# Records shown

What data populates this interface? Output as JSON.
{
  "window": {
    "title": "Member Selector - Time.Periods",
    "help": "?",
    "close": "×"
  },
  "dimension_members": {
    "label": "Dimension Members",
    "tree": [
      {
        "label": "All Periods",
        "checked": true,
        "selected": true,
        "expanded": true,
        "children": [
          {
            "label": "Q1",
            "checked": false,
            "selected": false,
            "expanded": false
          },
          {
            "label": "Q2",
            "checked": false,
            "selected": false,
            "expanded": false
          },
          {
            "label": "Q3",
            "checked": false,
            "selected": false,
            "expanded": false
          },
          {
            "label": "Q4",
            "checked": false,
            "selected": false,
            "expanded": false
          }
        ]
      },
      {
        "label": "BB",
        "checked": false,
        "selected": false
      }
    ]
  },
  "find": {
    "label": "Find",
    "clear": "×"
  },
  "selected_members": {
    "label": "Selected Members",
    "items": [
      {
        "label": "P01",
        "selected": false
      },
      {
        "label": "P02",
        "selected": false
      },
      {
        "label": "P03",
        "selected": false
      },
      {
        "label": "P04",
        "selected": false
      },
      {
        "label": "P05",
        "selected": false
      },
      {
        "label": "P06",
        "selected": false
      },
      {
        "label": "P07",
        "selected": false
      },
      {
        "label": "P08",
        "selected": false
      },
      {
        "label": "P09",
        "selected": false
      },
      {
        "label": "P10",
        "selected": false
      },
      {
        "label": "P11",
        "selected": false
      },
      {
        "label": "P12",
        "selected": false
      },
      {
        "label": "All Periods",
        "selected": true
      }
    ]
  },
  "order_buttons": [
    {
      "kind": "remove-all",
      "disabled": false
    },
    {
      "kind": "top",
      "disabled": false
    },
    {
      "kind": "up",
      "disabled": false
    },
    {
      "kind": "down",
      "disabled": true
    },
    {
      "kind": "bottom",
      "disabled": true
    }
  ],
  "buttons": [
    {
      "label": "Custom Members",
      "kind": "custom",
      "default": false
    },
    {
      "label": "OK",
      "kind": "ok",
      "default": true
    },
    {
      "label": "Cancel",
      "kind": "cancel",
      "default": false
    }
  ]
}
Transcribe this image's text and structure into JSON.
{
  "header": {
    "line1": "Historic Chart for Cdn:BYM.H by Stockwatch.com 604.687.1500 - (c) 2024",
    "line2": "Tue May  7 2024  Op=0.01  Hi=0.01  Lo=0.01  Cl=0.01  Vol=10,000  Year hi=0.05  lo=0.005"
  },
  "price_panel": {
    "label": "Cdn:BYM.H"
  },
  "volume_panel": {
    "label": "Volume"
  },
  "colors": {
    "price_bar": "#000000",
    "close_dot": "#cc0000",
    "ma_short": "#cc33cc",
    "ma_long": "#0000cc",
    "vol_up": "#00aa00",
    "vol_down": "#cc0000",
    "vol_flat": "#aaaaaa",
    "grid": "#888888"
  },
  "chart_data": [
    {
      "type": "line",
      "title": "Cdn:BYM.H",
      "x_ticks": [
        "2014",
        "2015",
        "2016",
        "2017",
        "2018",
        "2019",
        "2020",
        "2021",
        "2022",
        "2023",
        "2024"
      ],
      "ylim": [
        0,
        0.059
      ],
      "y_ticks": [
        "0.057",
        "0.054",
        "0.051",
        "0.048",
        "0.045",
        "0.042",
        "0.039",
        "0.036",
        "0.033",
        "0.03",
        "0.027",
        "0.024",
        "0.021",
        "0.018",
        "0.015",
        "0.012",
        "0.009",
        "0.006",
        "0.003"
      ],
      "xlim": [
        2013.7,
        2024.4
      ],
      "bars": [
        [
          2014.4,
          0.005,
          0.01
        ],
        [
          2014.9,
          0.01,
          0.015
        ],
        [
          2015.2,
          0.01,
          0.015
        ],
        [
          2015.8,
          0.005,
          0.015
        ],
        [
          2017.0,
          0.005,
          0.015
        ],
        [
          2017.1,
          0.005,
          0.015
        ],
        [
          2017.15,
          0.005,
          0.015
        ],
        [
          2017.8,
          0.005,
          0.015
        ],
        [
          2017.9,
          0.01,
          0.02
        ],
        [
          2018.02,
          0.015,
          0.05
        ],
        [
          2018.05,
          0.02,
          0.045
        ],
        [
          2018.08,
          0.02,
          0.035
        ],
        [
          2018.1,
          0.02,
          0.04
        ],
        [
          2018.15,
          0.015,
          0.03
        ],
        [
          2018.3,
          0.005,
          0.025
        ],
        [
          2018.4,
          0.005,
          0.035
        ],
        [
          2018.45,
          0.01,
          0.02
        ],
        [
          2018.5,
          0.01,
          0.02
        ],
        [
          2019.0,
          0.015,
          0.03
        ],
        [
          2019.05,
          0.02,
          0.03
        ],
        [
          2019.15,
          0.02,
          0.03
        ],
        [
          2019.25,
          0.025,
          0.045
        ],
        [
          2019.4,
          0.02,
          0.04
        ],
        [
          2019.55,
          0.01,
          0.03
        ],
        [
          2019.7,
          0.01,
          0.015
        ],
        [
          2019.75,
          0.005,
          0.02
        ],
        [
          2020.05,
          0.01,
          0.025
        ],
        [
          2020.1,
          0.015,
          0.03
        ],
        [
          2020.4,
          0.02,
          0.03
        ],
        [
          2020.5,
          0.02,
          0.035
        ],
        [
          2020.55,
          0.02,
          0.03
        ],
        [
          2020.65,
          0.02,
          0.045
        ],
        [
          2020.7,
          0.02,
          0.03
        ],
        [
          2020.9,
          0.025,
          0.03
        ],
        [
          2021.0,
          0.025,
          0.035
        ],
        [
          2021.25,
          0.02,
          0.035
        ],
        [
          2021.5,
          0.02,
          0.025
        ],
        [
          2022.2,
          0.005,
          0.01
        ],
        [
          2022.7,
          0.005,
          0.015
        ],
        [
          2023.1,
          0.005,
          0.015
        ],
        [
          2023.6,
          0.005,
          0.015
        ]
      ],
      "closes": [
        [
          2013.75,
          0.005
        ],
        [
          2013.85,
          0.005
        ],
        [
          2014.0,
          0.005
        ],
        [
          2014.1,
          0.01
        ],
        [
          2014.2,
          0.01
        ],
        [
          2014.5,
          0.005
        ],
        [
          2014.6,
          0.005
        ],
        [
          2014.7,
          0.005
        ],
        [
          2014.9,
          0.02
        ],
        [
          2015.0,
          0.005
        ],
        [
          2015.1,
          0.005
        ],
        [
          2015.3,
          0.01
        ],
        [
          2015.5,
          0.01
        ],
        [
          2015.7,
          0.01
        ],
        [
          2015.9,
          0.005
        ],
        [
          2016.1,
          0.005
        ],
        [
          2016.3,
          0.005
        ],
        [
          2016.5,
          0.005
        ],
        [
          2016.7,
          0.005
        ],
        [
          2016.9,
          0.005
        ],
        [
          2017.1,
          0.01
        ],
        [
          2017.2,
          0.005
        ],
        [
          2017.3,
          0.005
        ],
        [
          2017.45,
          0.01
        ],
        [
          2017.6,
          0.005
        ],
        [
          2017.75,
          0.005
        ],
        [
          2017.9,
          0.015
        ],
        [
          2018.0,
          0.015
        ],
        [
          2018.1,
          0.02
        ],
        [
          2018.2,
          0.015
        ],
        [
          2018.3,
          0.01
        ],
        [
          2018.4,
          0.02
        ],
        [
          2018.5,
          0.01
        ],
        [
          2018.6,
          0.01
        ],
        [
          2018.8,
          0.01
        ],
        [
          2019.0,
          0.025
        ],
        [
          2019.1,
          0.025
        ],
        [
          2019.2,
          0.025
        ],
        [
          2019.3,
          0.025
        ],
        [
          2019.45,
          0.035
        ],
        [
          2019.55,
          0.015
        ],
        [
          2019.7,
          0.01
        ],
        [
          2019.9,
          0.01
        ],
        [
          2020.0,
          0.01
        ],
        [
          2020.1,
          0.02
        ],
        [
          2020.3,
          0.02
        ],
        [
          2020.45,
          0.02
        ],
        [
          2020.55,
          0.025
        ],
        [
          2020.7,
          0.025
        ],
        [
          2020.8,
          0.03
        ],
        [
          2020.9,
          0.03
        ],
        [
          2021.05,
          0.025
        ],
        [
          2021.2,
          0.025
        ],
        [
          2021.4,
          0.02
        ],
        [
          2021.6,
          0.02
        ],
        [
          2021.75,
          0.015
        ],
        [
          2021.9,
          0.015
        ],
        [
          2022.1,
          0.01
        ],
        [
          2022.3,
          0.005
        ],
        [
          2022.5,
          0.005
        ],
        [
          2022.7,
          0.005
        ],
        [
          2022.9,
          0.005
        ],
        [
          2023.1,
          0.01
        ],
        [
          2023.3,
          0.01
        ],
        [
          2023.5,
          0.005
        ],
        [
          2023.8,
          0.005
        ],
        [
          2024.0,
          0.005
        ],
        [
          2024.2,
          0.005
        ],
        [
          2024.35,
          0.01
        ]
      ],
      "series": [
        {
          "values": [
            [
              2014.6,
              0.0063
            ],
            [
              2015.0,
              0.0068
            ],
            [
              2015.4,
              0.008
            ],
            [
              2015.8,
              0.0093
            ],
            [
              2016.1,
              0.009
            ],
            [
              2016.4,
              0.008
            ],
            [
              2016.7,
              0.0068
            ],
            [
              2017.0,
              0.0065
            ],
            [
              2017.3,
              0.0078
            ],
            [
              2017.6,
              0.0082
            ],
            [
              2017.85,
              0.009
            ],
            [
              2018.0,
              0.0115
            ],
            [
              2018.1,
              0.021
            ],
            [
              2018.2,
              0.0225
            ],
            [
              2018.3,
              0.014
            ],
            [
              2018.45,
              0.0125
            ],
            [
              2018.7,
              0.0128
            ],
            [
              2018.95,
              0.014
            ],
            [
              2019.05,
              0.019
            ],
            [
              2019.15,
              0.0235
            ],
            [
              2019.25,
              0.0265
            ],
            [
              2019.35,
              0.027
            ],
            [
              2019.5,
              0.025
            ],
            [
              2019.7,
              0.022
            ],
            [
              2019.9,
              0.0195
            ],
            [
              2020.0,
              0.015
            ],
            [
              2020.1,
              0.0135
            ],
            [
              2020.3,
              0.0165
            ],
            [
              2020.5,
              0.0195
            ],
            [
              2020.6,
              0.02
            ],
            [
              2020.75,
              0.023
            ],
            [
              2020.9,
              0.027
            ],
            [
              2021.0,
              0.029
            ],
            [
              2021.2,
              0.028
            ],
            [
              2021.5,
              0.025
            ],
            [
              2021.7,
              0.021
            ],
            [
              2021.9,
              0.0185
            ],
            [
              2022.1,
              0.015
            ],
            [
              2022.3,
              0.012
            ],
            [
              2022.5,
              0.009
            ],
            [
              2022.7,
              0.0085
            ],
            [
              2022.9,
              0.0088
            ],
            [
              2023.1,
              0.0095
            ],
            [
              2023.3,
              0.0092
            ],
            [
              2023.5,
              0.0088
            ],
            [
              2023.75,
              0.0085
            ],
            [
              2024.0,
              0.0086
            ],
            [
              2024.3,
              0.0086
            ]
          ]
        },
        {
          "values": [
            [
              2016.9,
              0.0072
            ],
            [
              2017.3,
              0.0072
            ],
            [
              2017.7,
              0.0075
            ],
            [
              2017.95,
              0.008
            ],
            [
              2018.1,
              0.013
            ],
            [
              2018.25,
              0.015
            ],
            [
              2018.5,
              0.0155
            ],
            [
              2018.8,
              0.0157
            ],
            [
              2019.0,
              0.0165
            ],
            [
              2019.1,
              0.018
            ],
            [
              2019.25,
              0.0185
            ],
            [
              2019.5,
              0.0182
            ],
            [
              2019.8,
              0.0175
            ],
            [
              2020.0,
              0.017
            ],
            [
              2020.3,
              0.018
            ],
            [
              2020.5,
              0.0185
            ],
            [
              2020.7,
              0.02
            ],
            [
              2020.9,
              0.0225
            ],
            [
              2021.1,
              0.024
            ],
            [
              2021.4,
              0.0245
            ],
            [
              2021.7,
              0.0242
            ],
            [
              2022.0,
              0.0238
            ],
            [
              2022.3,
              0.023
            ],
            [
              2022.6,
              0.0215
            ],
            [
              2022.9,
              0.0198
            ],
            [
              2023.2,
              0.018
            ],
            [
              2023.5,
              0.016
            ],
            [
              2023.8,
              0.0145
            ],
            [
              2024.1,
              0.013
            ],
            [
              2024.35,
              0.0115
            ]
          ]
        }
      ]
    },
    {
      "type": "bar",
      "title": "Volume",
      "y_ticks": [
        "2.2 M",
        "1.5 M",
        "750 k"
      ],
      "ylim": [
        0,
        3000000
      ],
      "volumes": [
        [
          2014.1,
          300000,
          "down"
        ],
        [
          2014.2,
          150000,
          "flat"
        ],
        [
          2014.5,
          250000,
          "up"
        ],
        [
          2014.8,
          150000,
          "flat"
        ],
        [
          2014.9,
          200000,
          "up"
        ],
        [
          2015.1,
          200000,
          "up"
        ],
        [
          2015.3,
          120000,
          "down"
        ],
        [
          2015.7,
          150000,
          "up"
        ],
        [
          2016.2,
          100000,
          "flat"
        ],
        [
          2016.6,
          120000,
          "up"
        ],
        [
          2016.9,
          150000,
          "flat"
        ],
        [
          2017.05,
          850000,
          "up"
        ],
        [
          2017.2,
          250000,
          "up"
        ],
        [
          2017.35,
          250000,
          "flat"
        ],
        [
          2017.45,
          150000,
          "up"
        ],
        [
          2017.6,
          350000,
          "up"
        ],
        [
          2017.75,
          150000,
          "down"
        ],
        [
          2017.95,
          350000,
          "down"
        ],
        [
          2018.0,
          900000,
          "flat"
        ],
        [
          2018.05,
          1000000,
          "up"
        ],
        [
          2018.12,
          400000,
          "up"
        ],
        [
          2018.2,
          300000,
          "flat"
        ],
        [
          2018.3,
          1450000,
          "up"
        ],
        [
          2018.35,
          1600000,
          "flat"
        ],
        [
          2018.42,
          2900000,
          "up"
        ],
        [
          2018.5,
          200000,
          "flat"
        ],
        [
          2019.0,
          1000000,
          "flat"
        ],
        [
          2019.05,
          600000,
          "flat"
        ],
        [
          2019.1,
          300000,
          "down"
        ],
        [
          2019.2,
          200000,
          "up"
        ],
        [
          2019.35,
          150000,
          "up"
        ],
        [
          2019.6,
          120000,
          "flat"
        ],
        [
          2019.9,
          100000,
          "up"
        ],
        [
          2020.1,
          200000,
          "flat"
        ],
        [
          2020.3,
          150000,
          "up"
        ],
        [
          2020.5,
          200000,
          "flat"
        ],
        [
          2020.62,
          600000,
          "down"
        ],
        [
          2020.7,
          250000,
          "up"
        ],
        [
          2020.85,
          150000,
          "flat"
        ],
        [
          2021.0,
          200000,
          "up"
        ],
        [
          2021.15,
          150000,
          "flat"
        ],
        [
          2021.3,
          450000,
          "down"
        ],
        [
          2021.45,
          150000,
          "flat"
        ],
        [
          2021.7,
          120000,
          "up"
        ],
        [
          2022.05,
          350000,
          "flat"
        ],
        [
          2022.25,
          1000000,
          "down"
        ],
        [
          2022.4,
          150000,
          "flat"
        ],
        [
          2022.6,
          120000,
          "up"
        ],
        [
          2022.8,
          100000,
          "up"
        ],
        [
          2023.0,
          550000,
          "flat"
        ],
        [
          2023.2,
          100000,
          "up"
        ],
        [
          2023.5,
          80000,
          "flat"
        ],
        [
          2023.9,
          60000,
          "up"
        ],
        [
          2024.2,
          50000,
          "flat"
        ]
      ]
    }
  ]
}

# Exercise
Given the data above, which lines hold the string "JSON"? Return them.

# Response to this exercise
What data populates this interface? Output as JSON.
Transcribe this image's text and structure into JSON.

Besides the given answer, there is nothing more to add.